I was just wondering how would a humanoid like Ant species develop communication. I know how they communicate with each other in nature using pheromones and touch. Would it be possible that this species could evolve more of a verbal type of communication through the mouth?
The basis of all communication is common ground and context.
In addition to a physical inability to make audible sounds, an ants mind would be so far removed from most human concepts that communication on any level would be insanely difficult.
Ants, as you mentioned, communicate predominantly using pheromones and chemical secretions. They are believed to operate as cohesive elements of the greater population, controlled in a strict hierarchy.
About the only common ground we would have with ants would be on topics such as food, water, fight or flight. Probably navigation and giving direction would play a large part in an ant's chemical vocabulary.
We are currently unable to really communicate with whales and dolphins, even though they are much closer to us in terms of evolutionary development than ants.
Unfortunately, I think it would be a major struggle to communicate in any meaningful way with ants.
However, if you anthropomorphise ants to the point that they have a more human mouth, voice box, lungs etc. you might have a chance. Another option might be to communicate by a form of sign language using body parts, antennae.

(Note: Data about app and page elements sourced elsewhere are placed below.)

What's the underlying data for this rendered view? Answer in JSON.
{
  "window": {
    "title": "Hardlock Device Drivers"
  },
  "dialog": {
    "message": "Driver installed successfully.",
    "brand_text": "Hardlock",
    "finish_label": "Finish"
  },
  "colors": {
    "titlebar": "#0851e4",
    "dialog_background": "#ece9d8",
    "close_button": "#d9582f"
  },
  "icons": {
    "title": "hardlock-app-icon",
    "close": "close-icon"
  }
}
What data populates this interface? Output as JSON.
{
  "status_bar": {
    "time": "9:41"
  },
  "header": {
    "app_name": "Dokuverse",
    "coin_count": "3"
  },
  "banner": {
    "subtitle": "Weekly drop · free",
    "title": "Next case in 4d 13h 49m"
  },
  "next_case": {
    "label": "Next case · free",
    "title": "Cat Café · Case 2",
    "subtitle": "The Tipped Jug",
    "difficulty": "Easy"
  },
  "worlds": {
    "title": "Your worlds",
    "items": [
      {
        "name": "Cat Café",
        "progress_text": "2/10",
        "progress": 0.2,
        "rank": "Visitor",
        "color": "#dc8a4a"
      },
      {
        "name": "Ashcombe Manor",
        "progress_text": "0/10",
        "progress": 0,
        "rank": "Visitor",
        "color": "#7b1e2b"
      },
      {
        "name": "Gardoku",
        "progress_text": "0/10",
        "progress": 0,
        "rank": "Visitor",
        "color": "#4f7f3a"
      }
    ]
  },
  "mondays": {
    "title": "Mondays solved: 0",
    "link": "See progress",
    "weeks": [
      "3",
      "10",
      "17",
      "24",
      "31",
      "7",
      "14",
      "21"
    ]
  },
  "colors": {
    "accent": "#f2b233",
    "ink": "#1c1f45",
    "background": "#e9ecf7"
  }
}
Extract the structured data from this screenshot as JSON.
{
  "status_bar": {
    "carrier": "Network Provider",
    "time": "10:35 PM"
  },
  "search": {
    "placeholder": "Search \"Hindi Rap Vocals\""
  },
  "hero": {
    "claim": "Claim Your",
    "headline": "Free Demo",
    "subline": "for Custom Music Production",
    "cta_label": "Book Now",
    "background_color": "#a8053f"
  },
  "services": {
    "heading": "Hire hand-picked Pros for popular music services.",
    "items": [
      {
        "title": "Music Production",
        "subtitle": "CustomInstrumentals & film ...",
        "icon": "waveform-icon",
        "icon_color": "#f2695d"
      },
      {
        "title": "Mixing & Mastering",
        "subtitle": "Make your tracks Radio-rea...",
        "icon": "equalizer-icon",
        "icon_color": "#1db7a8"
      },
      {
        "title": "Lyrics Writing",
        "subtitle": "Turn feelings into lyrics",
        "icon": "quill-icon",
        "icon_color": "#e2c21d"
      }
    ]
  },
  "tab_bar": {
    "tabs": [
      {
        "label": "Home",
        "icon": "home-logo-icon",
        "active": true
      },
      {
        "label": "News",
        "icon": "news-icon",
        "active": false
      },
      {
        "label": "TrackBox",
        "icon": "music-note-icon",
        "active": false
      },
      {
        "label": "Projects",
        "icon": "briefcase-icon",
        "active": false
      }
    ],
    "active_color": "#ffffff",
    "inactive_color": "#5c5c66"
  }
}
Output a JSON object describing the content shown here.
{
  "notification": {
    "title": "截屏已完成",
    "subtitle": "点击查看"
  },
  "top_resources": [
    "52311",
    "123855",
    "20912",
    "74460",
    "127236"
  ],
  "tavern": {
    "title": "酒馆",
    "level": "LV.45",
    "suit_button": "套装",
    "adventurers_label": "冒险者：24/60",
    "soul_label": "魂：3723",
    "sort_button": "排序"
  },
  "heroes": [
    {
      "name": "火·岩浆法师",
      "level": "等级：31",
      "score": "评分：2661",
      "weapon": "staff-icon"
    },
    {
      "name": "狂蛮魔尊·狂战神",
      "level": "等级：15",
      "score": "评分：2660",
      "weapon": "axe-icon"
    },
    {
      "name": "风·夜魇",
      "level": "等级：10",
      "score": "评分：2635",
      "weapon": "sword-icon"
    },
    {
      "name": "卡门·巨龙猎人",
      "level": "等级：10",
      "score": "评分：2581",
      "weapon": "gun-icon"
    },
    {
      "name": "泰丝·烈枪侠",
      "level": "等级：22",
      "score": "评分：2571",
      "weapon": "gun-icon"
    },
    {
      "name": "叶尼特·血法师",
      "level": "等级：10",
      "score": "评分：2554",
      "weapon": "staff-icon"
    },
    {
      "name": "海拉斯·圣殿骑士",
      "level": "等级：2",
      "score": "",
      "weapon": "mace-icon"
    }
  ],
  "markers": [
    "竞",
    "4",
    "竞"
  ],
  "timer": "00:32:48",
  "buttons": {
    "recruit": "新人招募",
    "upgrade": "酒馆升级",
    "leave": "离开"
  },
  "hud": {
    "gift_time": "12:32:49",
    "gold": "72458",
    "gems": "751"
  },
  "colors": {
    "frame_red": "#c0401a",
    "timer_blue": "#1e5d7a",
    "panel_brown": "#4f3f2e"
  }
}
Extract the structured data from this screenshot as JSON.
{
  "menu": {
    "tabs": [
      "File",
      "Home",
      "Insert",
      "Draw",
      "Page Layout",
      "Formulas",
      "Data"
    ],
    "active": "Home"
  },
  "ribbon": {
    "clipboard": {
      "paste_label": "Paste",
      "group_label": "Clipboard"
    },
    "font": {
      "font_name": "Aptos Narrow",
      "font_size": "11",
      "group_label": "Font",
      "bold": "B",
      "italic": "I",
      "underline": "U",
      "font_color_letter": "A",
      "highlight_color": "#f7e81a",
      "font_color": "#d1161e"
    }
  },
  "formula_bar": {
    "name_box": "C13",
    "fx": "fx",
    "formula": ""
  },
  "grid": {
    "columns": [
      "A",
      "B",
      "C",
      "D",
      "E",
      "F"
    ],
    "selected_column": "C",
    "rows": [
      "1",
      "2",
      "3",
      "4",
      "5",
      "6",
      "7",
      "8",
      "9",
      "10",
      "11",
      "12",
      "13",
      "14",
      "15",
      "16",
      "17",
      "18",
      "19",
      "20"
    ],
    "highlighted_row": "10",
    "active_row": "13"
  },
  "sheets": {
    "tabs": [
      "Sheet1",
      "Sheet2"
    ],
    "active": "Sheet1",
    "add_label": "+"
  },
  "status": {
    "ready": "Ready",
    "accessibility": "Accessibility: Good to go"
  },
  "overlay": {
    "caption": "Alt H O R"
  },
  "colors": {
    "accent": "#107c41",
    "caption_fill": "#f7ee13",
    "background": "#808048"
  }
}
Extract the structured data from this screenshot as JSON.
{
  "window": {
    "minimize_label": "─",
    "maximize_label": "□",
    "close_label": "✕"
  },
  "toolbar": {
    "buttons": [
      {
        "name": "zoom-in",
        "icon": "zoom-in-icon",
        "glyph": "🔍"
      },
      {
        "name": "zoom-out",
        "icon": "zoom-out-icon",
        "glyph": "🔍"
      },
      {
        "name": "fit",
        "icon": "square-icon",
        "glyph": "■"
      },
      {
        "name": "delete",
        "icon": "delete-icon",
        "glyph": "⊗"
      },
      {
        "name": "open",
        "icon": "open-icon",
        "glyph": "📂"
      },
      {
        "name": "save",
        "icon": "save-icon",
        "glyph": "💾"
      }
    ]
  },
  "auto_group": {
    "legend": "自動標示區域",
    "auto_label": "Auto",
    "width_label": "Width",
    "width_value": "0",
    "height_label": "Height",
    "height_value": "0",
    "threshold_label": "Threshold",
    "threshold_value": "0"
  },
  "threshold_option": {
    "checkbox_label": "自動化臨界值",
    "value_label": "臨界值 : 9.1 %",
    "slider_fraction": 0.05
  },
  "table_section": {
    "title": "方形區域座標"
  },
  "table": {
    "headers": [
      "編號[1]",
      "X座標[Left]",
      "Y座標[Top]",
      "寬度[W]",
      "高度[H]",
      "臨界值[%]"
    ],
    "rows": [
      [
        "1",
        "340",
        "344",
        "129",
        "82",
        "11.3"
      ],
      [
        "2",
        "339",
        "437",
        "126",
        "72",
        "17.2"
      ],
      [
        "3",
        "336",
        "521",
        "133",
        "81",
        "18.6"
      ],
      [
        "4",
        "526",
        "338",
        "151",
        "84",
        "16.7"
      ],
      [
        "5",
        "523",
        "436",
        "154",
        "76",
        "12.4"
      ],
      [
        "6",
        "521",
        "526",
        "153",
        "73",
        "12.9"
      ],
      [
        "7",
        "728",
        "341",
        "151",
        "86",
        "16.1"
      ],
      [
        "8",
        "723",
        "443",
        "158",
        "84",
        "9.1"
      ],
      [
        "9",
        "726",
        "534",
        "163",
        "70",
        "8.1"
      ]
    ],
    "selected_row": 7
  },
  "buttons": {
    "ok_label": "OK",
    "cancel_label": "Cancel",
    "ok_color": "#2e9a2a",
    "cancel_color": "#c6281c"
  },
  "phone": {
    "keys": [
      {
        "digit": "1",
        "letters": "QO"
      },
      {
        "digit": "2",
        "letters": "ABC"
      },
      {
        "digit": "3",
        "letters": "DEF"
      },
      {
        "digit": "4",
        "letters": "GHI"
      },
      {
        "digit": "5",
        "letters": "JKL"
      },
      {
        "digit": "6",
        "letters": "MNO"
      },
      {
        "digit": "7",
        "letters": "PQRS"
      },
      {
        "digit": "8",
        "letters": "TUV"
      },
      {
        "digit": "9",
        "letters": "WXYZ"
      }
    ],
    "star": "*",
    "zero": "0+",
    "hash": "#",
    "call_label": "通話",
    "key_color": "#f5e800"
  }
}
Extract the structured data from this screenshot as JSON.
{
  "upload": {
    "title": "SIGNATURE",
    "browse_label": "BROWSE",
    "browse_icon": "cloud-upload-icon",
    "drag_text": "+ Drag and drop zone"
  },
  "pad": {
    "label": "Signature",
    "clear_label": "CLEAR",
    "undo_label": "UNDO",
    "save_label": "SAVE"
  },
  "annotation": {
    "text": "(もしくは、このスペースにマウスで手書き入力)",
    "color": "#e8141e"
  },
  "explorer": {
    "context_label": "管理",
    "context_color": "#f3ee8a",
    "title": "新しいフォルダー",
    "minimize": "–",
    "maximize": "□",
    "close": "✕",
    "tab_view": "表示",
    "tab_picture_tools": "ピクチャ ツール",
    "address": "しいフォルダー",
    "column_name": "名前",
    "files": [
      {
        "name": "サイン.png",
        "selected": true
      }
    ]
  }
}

The main evolutionary pressure to develop complex communication in ants would be for finding food.
Ants, as well as bees, generally find food by having individual foragers moving around at random until they find a food source, then returning to the nest and leading the other ants there. Ants lead each other to food using physical pheromone trails, and that works for them, so they would have little reason to develop more complex communication.
Bees, being flying insects who are unable to lay down physical trails, instead use dances to point out the direction to a food source. These dances, however, tend to be instinctive and inflexible, indicating the direction of the food source relative to the position of the sun, and the distance from the nest. For bees, this suffices to tell them all of the information they need to know, as bees don't really need to navigate a more complex, maze-like environment.
For a true language to develop, there would need to be a need for communicating more complex, variable, and abstract information. Perhaps flying insects (unable to place a scent trail) that live in complex, 3-D environments (where a simple dance would not suffice to explain the location of food). For such a species, being able to give sequential directions to a food source ("past the tree, around the bend, under the odd-shaped rock, etc.) would be useful.
This "linguistic evolution" could start by developing a pheromone-based "syntax" using certain fixed concepts already built into the instinctive communication system of the species. For example, they might have a scent meaning "danger", a scent meaning "good nesting location" and another scent meaning "food". A dance that incorporated these three scents would then mean, "go towards the place where the predator lives, then turn toward the tree that would make a good nest, and you will find food there".
It is possible that such a language would eventually incorporate sounds as well as scents. Many insects can make noise, though the mouth is only one option for this; others will rub their legs or wings together, vibrate specialized membranes on the sides of their body, or even stomp the ground. There is no reason why an insect species on the verge of developing language couldn't develop a nuanced, sound-based means of communication. For certain forms of information, sounds may be more useful - scents have the problem of "blurring together", so sequential information might be easier to convey through sounds. It probably wouldn't be necessary though, so I wouldn't expect this to develop unless the species already used sound as a part of its "dance".
As this language became more nuanced, the insects might develop more intelligence to store the greater amount of available information. Over time, the language might evolve to convey more abstract concepts - a rock that resembles a typical predator might use the scents or sounds for "danger" and "rock" even though the rock itself is not dangerous; it simply reminds the listener of something dangerous. This could lead to culture, where the insects in a particular nest develop culturally-accepted symbols for specific locations or abstract concepts - also known as "words" - and eventually making their way to true abstract language.